• _ABOUT THIS EXERCISE_:
Use the entries below to count the lines that hold the word "style"; answer with the number only.

Stored dataset items
---------------
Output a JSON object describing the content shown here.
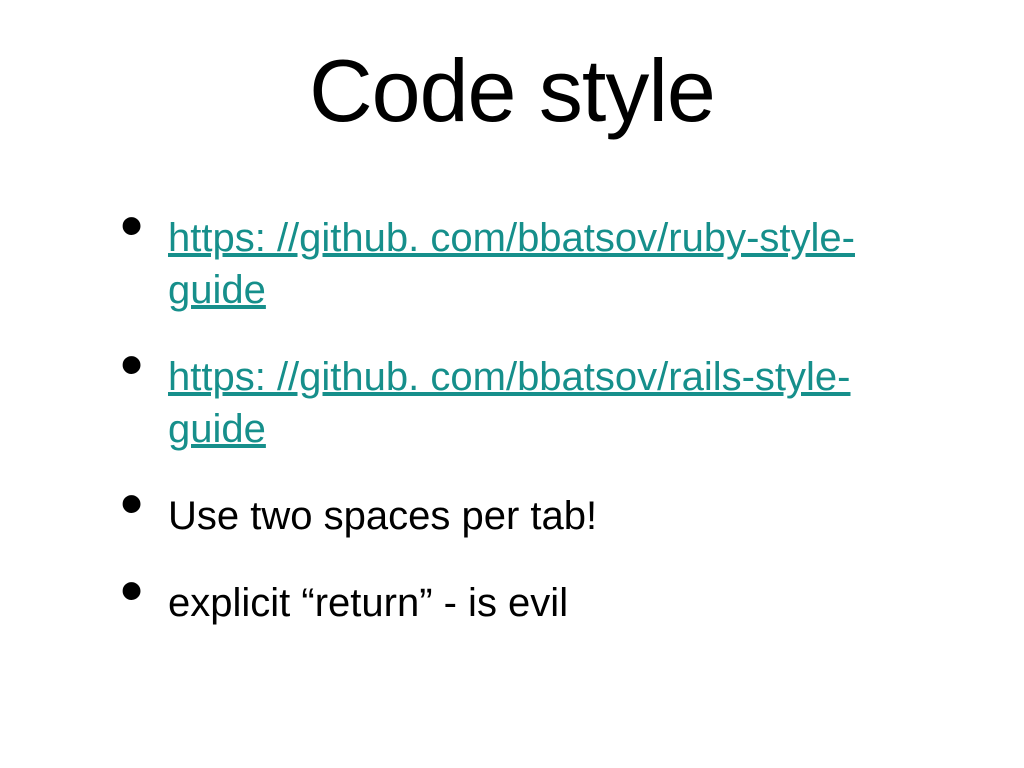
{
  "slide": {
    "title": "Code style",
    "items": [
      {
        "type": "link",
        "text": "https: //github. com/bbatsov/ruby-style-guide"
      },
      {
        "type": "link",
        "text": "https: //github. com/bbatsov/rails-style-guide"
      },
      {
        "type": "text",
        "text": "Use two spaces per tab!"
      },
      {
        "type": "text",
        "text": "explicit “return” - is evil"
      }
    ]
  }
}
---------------
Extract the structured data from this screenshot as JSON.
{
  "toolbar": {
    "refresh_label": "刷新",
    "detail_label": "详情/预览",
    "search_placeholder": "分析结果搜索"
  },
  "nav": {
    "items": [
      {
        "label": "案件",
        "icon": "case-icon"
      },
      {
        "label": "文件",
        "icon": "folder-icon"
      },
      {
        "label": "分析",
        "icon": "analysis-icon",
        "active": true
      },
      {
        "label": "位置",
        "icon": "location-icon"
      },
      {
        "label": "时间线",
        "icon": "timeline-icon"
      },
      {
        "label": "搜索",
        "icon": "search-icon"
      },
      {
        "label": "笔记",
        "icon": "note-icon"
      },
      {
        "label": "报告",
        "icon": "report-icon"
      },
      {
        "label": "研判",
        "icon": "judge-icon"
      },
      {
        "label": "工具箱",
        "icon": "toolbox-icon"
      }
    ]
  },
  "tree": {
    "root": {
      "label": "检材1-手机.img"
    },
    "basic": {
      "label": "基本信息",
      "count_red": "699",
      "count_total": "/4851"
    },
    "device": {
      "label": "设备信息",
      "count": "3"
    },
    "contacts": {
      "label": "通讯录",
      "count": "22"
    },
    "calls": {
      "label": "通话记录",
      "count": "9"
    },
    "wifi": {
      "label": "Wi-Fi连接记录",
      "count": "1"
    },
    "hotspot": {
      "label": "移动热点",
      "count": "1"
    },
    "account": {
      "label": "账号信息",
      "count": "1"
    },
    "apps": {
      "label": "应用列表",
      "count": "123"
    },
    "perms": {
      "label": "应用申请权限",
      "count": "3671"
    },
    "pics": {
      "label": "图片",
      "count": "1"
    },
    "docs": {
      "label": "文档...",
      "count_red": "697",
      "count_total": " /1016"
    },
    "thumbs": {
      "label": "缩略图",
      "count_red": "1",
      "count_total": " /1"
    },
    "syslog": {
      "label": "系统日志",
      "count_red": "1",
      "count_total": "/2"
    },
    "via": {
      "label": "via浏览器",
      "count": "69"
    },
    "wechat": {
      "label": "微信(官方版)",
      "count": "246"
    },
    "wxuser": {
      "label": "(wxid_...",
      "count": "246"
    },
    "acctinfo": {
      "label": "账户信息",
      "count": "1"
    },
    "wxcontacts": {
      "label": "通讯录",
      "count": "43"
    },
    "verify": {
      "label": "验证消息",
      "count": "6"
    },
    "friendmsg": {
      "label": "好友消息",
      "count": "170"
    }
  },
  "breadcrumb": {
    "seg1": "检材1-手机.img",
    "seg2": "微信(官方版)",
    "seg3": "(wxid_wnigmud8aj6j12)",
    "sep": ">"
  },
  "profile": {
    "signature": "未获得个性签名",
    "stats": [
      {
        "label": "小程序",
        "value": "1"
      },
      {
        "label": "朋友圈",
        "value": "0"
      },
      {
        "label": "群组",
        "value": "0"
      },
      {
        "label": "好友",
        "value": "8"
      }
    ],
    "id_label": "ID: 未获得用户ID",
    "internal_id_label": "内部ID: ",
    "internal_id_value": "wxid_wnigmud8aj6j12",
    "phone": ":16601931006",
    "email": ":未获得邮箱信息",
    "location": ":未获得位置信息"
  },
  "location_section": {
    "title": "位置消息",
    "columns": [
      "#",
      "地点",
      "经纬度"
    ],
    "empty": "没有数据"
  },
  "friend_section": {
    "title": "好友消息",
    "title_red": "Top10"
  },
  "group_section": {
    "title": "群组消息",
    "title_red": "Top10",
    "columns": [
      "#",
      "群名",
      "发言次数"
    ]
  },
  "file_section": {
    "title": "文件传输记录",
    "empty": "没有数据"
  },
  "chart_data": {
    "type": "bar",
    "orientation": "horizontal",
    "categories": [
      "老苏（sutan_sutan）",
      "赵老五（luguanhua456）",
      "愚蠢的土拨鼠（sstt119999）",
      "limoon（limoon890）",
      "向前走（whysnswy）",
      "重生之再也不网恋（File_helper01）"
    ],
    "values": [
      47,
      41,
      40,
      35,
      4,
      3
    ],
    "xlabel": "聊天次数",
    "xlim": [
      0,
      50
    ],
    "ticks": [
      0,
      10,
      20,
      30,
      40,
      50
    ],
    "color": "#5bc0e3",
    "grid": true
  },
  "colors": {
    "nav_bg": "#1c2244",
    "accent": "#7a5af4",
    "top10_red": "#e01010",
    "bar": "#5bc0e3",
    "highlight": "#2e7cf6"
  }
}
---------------
• _EXERCISE ANSWER_:
3